A recent topic of public debate has been the best way to promote employment: is it to increase the demand for labour or the labour supply? What if the best way to increase the supply would be to improve the market visibility of both jobs and employees?
Finland is full of unfulfilled work; the amount of latent jobs has been estimated to be as high as 360,000. At the same time, many people dream of finding a job – any job – a new job, or the job of their dreams. Too often, open vacancies remain unfilled, because not enough time or the correct measures have been allocated to finding the right person for the job.
In the housing market, transparency increased significantly with the improved advertising of the supply through property portals. Could improved advertising also increase the demand for labour? It may well be that advertising has been the deciding factor in many property sales: “Look, what a lovely terraced house. Maybe we should move?” Perhaps the same could be applied in the labour market: “See this guy here, Pena. He seems to have the kind of expertise that we need in our new unit.”
While technology has made the management and processing of information easier and cheaper than before, the competences and resources required at workplaces are often sought through invisible means using personal networks.
How could we improve the visibility of job opportunities? By creating an advanced marketplace for labour, where everyone’s competences are showcased in order to attract potential job offerings. The way to do this is by increasing the amount, quality and openness of information concerning everyone in the labour market, including the unemployed, active jobseekers and employed persons looking to “upgrade” their jobs.
Sharing employment details would benefit everyone
A new and advanced marketplace for labour would be in the best interest of individuals and society as a whole, increasing our economic and perceived well-being. Everyone in the marketplace would be advertised and showcased for the purpose of matching them with a job that is best suited to them.
Creating such a marketplace would require a national model that would encourage everyone to make their employment details publicly available.

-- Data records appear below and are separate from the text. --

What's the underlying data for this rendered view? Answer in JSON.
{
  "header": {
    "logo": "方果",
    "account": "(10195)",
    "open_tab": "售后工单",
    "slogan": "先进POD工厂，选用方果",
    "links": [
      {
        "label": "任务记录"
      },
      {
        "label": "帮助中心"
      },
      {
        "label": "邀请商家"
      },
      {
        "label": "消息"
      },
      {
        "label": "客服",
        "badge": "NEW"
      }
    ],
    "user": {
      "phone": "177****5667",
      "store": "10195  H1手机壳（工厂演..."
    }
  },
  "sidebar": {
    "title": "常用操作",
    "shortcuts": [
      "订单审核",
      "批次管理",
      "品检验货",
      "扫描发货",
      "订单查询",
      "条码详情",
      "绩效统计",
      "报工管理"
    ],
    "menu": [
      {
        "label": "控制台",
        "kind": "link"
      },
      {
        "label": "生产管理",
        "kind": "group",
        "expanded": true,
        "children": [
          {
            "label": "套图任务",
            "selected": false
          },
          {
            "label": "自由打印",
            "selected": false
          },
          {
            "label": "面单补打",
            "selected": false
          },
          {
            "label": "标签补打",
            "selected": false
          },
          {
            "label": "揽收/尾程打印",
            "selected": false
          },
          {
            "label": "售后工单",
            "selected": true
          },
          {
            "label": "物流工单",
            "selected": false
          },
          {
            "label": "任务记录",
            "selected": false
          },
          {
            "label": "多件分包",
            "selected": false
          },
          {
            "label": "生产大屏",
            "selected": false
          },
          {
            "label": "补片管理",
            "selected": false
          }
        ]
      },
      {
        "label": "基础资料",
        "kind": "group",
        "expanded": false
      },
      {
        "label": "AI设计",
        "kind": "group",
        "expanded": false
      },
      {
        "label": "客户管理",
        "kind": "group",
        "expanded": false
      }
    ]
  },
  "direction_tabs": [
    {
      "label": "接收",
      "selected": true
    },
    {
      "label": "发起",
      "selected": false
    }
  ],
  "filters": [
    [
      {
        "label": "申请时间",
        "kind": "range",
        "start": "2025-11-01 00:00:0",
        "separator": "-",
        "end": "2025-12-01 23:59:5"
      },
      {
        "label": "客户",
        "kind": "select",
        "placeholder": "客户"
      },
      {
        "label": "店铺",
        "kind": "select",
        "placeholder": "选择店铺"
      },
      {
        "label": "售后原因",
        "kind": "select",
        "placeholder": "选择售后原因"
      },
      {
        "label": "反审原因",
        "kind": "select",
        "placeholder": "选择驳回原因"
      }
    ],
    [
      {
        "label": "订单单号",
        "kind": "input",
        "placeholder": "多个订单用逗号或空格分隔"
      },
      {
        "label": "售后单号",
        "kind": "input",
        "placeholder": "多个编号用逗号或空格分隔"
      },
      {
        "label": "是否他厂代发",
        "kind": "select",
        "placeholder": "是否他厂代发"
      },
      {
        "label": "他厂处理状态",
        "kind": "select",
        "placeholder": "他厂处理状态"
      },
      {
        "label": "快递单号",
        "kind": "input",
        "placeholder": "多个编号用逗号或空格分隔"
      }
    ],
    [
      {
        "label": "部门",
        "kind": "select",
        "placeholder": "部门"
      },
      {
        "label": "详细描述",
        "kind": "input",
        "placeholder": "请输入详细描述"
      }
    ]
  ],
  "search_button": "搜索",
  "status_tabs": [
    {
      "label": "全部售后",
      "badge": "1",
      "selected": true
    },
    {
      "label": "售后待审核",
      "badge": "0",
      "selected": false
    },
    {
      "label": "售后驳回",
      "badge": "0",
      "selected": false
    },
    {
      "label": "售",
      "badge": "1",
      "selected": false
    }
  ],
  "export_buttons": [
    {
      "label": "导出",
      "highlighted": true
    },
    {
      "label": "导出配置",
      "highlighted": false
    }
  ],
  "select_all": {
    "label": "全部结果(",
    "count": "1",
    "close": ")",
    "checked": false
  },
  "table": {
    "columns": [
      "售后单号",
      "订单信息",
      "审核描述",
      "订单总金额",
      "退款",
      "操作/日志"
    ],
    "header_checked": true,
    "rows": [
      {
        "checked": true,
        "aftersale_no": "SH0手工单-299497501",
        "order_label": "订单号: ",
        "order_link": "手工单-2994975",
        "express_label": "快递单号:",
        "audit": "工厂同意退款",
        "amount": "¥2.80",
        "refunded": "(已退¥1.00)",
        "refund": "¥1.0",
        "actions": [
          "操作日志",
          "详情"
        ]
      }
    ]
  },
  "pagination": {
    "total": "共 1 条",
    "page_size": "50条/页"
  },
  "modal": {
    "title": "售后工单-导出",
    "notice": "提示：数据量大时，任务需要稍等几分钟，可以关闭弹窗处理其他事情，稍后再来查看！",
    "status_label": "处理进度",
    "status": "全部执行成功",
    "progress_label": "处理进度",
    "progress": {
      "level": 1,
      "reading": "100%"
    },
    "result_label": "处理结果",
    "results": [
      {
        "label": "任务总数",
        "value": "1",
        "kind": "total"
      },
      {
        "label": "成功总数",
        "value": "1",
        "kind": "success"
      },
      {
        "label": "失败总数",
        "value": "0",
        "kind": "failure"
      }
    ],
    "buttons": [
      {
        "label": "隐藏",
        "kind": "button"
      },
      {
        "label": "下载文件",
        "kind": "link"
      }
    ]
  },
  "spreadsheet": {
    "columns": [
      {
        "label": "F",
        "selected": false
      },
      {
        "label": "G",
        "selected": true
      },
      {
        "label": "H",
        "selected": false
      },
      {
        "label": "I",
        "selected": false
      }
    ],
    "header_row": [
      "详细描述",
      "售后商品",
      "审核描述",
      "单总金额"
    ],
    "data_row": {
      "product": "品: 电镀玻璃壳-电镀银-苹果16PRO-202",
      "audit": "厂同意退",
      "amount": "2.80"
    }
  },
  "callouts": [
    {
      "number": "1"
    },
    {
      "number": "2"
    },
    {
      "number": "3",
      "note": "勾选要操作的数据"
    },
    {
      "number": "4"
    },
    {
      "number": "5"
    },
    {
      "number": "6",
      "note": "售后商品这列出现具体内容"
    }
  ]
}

The enthusiasm with which Finns use social media to publish their personal information and thoughts for all the world to see suggests that throwing employment issues into the mix would not be a problem.
From the perspective of employers, the model has both challenges and opportunities: it would become more difficult to retain key experts, but also easier to find new, even better employees. There would be more competition for employees, which is ideal for improving governance and the management of human affairs in workplaces. Fairness would also increase and placement in the labour market would be less dependent on chance.
Interviews, tests and references will of course continue to be necessary in making the final decision to recruit, but more broad-based information of a higher standard would help get a better picture of what is on offer, trigger hidden needs and make the recruitment process easier.
How can such a system be created in practice? First of all, it will require an attitude adjustment and a general approval of the idea that improving information and increasing openness makes matching the labour supply with job opportunities more efficient.
Such a “resource cloud” could be founded on an entity implemented under the Ministry of Employment and the Economy’s digitisation project, a kind of “open marketplace for labour”. Its goal would be to improve the quality of information and its use by the labour administration from the inside. In an ideal scenario, the resource cloud would form a widespread and decentralised entity comprising various information sources, in which the labour supply would be effectively displayed.
The digitisation project of the Ministry of Employment and the Economy is also creating a type of matching system to meet the labour administration’s needs, but which will hopefully also be introduced for wider use. The information sources could include the labour administration’s systems, information produced by individuals themselves, HR service companies, recruitment service companies, private employment agencies, social media, training providers and companies, and educational institutions. In other words, genuine Big Data. If implemented, the system would be based on obtaining the individual’s consent.